Desmanthus illinoensis

illinois bundleflower, prairie bundleflower, bundleflower, prickleweed, illinois desmanthus, prairie mimosa


Leaf Arrangement


Leaf Type

bipinnate, compound, dissected

Growth Form

forb, shrub

Flower Color


Flower Petals


Flower Month

June - August

Height (meters)

0.3 - 2.4

Milky Sap








Growing Season

Warm season

Wetland Class


Prairie Coefficient of Conservatism


Field Characters

May be distinguished from Mimosa, Schrankia, and Neptunia by its upright growth and in the case of Schrankia in that it lacks prickles. It also resembles Acacia angustissima but is distinguished by its fruit of curved rather than strait pods and grooves in its stem.

Cultural Information

Propagation by seed is best. Scarification is needed for reliable germination. The seeds are rust brown and flat. The number of seeds per pound vary between 200,000 and 57,000. The recommended planting rate is 10 lbs./acre. The seeds benefit from treatment with inoculum before planting. When grown in pure stands for seed production it can be harvested with a combine.

Animal Use

Desirable to cattle as forage. Flowers are visited by butterflies. Seeds are eaten by granivorous birds and mammals.

Natural History

A deep-rooted perennial found in the clay soils of Louisiana and east Texas. This species ranges through the plains and prairies of the U.S. from Alabama to Texas and north to South Dakota (Correll and Johnston 1979). It is winter hardy, drought resistant, and widely adapted to many soil types, although it is generally found in moist sites. It occurs on soils of a neutral pH of 6-7. It is nutritious, high in protein, and similar in food value to cultivated legumes. It is eaten by all classes of livestock, is a decreaser under heavy grazing, and is an indicator of range condition. It is being studied as a possible perennial food crop by Wess Jackson of the Land Institute (Evans 1989).
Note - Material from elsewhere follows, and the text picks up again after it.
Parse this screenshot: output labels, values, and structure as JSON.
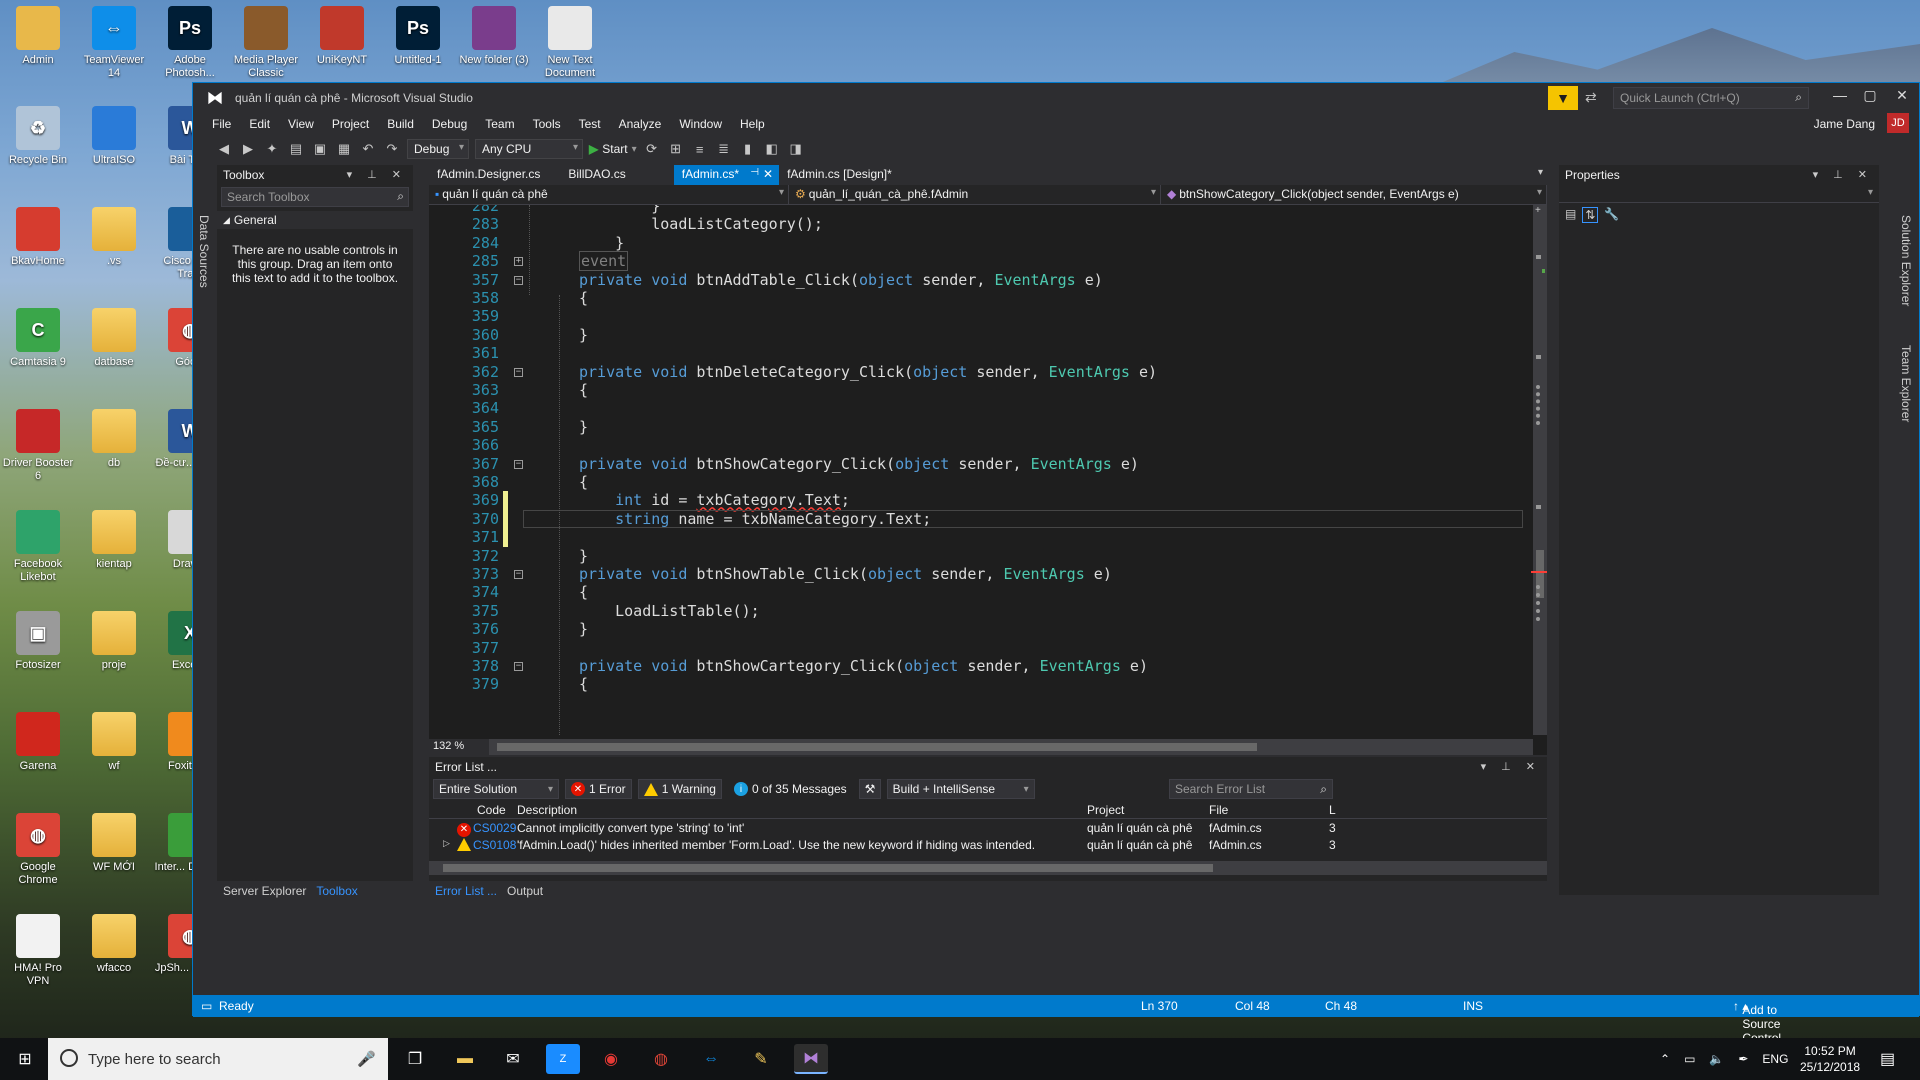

Disturbed fields and roadsides, rocky, open wooded slopes, pastures, prairies, ravines, stream banks, waste places.